Politics and history of Kalapani claim, Prabhakar Sharma
Lines on map, Editorial
The war of the maps has now spread to cybersphere as some hackers on both sides exploit vulnerabilities on the websites of official agencies in each other’s countries. Social media posts continue to carry sharply divided opinion on the issue in India and Nepal, and have drowned out moderate views calling for de-escalation.
The mainstream media in India and Nepal have staunchly defended their own governments, although the Nepali press has also been unforgiving about lapses by Nepal’s rulers over the past 150 years in raising the issue with Britain, and later India.

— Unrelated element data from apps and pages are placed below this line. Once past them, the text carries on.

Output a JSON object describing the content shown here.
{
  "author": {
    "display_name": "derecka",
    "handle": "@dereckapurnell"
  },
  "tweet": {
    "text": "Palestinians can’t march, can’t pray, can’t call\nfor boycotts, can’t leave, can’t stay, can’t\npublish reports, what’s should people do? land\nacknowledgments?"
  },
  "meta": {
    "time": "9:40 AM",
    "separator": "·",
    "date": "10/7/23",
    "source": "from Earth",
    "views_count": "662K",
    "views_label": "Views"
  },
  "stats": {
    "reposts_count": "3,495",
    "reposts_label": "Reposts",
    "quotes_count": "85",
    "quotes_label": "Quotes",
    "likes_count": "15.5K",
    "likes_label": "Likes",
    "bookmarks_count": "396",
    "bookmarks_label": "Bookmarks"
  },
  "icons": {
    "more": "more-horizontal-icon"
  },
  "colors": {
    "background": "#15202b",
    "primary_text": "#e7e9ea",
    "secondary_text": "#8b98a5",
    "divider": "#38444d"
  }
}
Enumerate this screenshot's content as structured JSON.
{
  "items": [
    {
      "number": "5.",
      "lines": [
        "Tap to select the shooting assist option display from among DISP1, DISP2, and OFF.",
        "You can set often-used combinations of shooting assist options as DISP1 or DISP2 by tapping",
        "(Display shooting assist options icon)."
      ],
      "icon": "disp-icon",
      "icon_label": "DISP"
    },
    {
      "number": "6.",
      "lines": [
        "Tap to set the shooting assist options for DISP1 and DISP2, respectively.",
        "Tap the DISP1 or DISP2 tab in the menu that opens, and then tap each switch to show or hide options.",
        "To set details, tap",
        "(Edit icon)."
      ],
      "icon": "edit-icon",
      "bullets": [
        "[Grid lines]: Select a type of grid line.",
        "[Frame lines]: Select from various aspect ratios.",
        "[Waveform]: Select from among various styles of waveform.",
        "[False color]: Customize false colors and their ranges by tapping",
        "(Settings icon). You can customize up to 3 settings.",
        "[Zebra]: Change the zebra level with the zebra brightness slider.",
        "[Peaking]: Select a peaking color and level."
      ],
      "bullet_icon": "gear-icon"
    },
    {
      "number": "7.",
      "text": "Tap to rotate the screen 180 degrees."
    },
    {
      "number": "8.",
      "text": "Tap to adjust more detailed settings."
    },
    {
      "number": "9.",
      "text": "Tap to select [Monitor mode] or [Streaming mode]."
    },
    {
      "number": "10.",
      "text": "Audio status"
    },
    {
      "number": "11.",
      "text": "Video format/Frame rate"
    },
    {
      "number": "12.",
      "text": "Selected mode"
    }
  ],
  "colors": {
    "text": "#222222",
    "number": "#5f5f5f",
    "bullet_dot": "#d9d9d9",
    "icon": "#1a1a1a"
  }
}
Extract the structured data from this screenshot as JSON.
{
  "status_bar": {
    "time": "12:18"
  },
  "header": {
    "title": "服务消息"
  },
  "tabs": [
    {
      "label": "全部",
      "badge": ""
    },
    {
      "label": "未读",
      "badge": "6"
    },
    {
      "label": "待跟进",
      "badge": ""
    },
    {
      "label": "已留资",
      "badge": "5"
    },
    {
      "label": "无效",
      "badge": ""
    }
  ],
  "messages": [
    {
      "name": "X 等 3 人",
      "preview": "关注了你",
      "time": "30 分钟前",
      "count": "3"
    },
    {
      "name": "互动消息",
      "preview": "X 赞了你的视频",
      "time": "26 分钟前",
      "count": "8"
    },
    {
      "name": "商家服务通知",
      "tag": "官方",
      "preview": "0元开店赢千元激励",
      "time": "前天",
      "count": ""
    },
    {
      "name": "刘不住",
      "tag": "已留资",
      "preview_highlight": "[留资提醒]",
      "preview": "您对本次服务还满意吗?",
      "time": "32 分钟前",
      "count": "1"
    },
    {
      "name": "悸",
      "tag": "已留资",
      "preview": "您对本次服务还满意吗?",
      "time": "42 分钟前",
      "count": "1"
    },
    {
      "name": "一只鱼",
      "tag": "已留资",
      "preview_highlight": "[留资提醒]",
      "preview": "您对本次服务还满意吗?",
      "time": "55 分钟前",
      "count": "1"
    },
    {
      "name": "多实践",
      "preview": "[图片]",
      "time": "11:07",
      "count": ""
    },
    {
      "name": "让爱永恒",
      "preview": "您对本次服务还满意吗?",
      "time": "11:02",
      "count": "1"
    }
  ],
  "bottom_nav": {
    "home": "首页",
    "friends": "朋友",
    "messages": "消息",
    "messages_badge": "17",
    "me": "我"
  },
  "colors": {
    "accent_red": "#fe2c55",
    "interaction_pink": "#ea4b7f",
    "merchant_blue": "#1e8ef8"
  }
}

But it is Nepal’s cartoonists who are having a field day exposing what they consider India’s bullying, the statement by India’s Army Chief insinuating that China was egging Nepal to rake up the issue, and they have also interpreted China’s silence as complicity.
Nepal needs intelligent intelligence, Dipak Gurung

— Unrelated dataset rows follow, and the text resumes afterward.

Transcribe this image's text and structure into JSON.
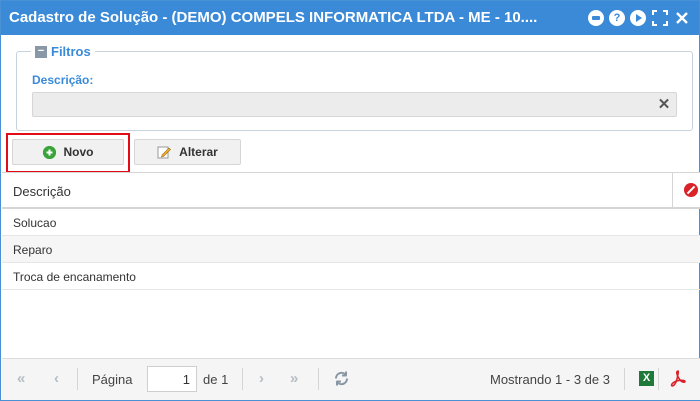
{
  "window": {
    "title": "Cadastro de Solução - (DEMO) COMPELS INFORMATICA LTDA - ME - 10....",
    "icons": [
      "minimize-icon",
      "help-icon",
      "play-icon",
      "fullscreen-icon",
      "close-icon"
    ]
  },
  "filters": {
    "legend": "Filtros",
    "description_label": "Descrição:",
    "description_value": "",
    "description_placeholder": ""
  },
  "toolbar": {
    "new_label": "Novo",
    "edit_label": "Alterar"
  },
  "grid": {
    "column_header": "Descrição",
    "rows": [
      {
        "description": "Solucao"
      },
      {
        "description": "Reparo"
      },
      {
        "description": "Troca de encanamento"
      }
    ]
  },
  "pager": {
    "page_label": "Página",
    "current_page": "1",
    "of_label": "de 1",
    "showing": "Mostrando 1 - 3 de 3"
  },
  "colors": {
    "titlebar": "#3a8ad8",
    "accent_text": "#3a8ad8",
    "highlight_border": "#e10c18",
    "excel_green": "#1f7a3a",
    "pdf_red": "#d9222a"
  }
}
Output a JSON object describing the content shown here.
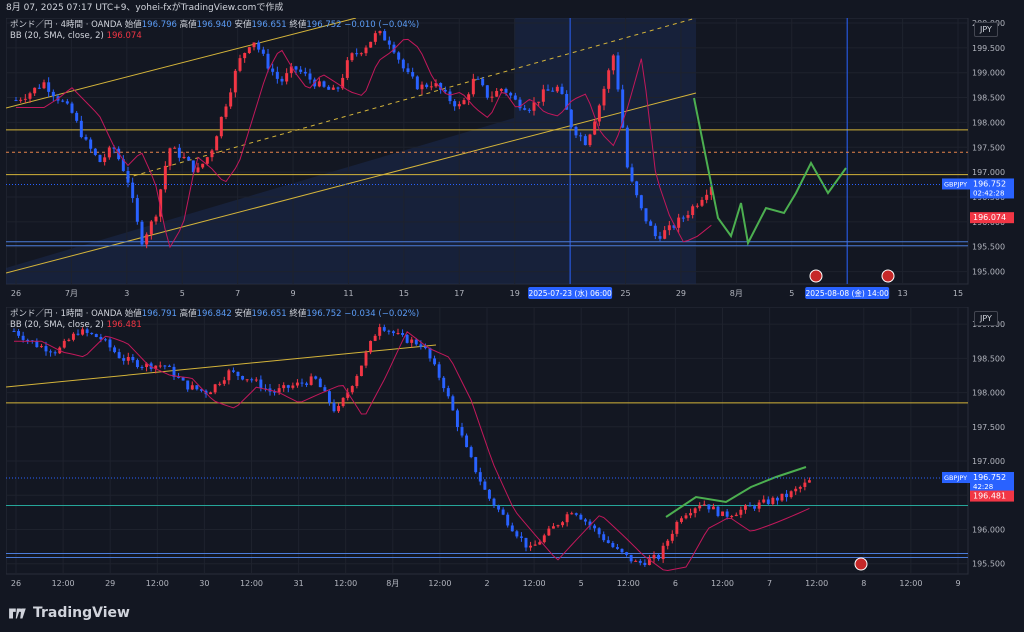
{
  "topbar": {
    "text": "8月 07, 2025 07:17 UTC+9、yohei-fxがTradingView.comで作成"
  },
  "footer": {
    "brand": "TradingView"
  },
  "colors": {
    "bg": "#131722",
    "grid": "#1e222d",
    "up": "#f23645",
    "down": "#2962ff",
    "bb": "#c2185b",
    "yellow": "#d4b43a",
    "blueLine": "#4a7bd8",
    "orangeDash": "#e6844a",
    "green": "#4caf50",
    "tealLine": "#26a69a",
    "shade": "#1b2a4e"
  },
  "panel1": {
    "header": {
      "symbol": "ポンド／円 · 4時間 · OANDA",
      "o_label": "始値",
      "o": "196.796",
      "h_label": "高値",
      "h": "196.940",
      "l_label": "安値",
      "l": "196.651",
      "c_label": "終値",
      "c": "196.752",
      "chg": "−0.010 (−0.04%)",
      "bb_label": "BB (20, SMA, close, 2)",
      "bb_value": "196.074"
    },
    "pair_button": "JPY",
    "price_tag": {
      "name": "GBPJPY",
      "price": "196.752",
      "timer": "02:42:28"
    },
    "bb_tag": "196.074",
    "x_labels": [
      "26",
      "7月",
      "3",
      "5",
      "7",
      "9",
      "11",
      "15",
      "17",
      "19",
      "2025-07-23 (水)  06:00",
      "25",
      "29",
      "8月",
      "5",
      "2025-08-08 (金)  14:00",
      "13",
      "15"
    ],
    "y_labels": [
      "200.000",
      "199.500",
      "199.000",
      "198.500",
      "198.000",
      "197.500",
      "197.000",
      "196.500",
      "196.000",
      "195.500",
      "195.000"
    ]
  },
  "panel2": {
    "header": {
      "symbol": "ポンド／円 · 1時間 · OANDA",
      "o_label": "始値",
      "o": "196.791",
      "h_label": "高値",
      "h": "196.842",
      "l_label": "安値",
      "l": "196.651",
      "c_label": "終値",
      "c": "196.752",
      "chg": "−0.034 (−0.02%)",
      "bb_label": "BB (20, SMA, close, 2)",
      "bb_value": "196.481"
    },
    "pair_button": "JPY",
    "price_tag": {
      "name": "GBPJPY",
      "price": "196.752",
      "timer": "42:28"
    },
    "bb_tag": "196.481",
    "x_labels": [
      "26",
      "12:00",
      "29",
      "12:00",
      "30",
      "12:00",
      "31",
      "12:00",
      "8月",
      "12:00",
      "2",
      "12:00",
      "5",
      "12:00",
      "6",
      "12:00",
      "7",
      "12:00",
      "8",
      "12:00",
      "9"
    ],
    "y_labels": [
      "199.000",
      "198.500",
      "198.000",
      "197.500",
      "197.000",
      "196.500",
      "196.000",
      "195.500"
    ]
  },
  "chart_data": [
    {
      "type": "candlestick",
      "title": "ポンド／円 · 4時間 · OANDA",
      "ylim": [
        194.75,
        200.1
      ],
      "x_ticks": [
        "26",
        "7月",
        "3",
        "5",
        "7",
        "9",
        "11",
        "15",
        "17",
        "19",
        "23",
        "25",
        "29",
        "8月",
        "5",
        "8",
        "13",
        "15"
      ],
      "close_path": [
        198.45,
        198.6,
        198.8,
        198.5,
        198.2,
        197.6,
        197.2,
        197.5,
        196.9,
        195.6,
        196.1,
        197.5,
        197.3,
        197.0,
        197.4,
        198.3,
        199.2,
        199.7,
        199.2,
        198.8,
        199.1,
        198.9,
        198.7,
        198.6,
        199.3,
        199.5,
        199.8,
        199.6,
        199.0,
        198.7,
        198.8,
        198.5,
        198.3,
        198.9,
        198.5,
        198.7,
        198.4,
        198.3,
        198.6,
        198.7,
        197.9,
        197.6,
        198.4,
        199.4,
        197.0,
        196.2,
        195.7,
        195.85,
        196.1,
        196.4,
        196.75
      ],
      "bb_value": 196.074,
      "levels": [
        197.85,
        196.95,
        195.6
      ],
      "orange_dashed": 197.4,
      "last": 196.752
    },
    {
      "type": "candlestick",
      "title": "ポンド／円 · 1時間 · OANDA",
      "ylim": [
        195.35,
        199.25
      ],
      "x_ticks": [
        "26",
        "12:00",
        "29",
        "12:00",
        "30",
        "12:00",
        "31",
        "12:00",
        "8月",
        "12:00",
        "2",
        "12:00",
        "5",
        "12:00",
        "6",
        "12:00",
        "7",
        "12:00",
        "8",
        "12:00",
        "9"
      ],
      "close_path": [
        198.9,
        198.7,
        198.6,
        198.9,
        198.8,
        198.5,
        198.4,
        198.4,
        198.1,
        198.0,
        198.3,
        198.2,
        198.0,
        198.1,
        198.2,
        197.7,
        198.3,
        199.0,
        198.8,
        198.7,
        198.1,
        197.2,
        196.5,
        196.1,
        195.7,
        196.0,
        196.3,
        196.0,
        195.7,
        195.5,
        195.6,
        196.2,
        196.4,
        196.2,
        196.3,
        196.4,
        196.5,
        196.7
      ],
      "bb_value": 196.481,
      "levels": [
        197.85,
        196.35,
        195.65
      ],
      "last": 196.752
    }
  ]
}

Rabindra Manandhar 14 May
Nepal Prime Minister Oli at Lipu Lekh:
Indian soldier: Run! He will kill us reciting poems.
Abin 11 May Kantipur
Sign: Lipu Lekh
Prime Minister Oli issuing statements.
Basu Kshitiz 18 May Annapurna Post
Rabindra Manandhar 14 May Nepal
Nepal Army HQ
Files: Medical imports, Business
Newspaper headline: Indian encroachment in Nepali territory
Rabin Sayami 14 May Nagarik
Reporter: It has been a while since India started making the road in Lipu Lekh
PM: I didn’t know, I was in hospital
Reporter: But they launched the road with much fanfare?
PM: I was in hospital, no one told me anything
Reporter: Was China’s involved?
PM: I don’t that either, I was in hospital.
Reporter: What would you have done if you knew?
PM: Powerful statement would have been released, from the hospital.
“A sketch speaks a thousand words, and images leave a more lasting imprint in people’s minds than text,” explains Rajesh KC, who makes cartoons under the nom de plume Phalano in the portal, barakhari.com. “The Kalapani issue is made for satire because Nepal is the underdog and the only way it can hit back is by making fun of the stronger side.”
Indeed, most Nepali cartoonists have joined this David vs Goliath fight with sketches that deride Prime Minister Modi, Indian Army Chief Navarane, and Indian television talk shows. However, in contrast to Indian mainstream media during this dispute, Nepal’s cartoonists have reserved their sharpest barbs for their own leaders.
“This gives Nepal’s media much more credibility, it shows that we are free enough to criticise our own rulers at a sensitive time like this,” says Rabin Sayami, whose cartoons in Nagarik daily relentlessly lampoon Prime Minister Oli.
Sayami says that the message in his cartoons is that politicians on both sides are using the border row for political benefit, and to distract attention from the larger challenge of addressing economic concerns of their people during the COVID-19 lockdown. “And let’s hope the Indian media also gets the message,” he adds.
Rabi Mishra 22 May Naya Patrika Indian Mass Media:
Basu Kshitij 13 May Annapurna Post: Modi to media: Repeat after me, parrot.
Both KC and Sayami consider themselves journalists, it is just that instead of writing or broadcasting, they are using the medium of editorial cartoons to dissect events of the day. The images they create provide a powerful tool to get the message across quicker and more effectively than a long text-based analysis.
“An editorial cartoonist needs to incorporate three components: art, journalism and humour,” explains KC, who received a severe reprimand in 2008 from the Indian Embassy in Kathmandu for lampooning Indian Prime Minister Manmohan Singh in a Kantipur cartoon about another border dispute with India over the Susta corridor.
It is because cartoons are so effective in exposing hypocrisy, telling truth to power, and making people laugh, that those who are the butt of jokes sometimes cannot take it.
Nepali Times cartoonist Diwakar Chhetri often depicts both India and China as bullying tiny Nepal. He says: “Cartoons are actions, and the pictures are more powerful than words because they use satire, irony, metaphors to add flavour to the unvarnished truth. It is a cartoon’s bold honesty that makes it such a powerful medium.”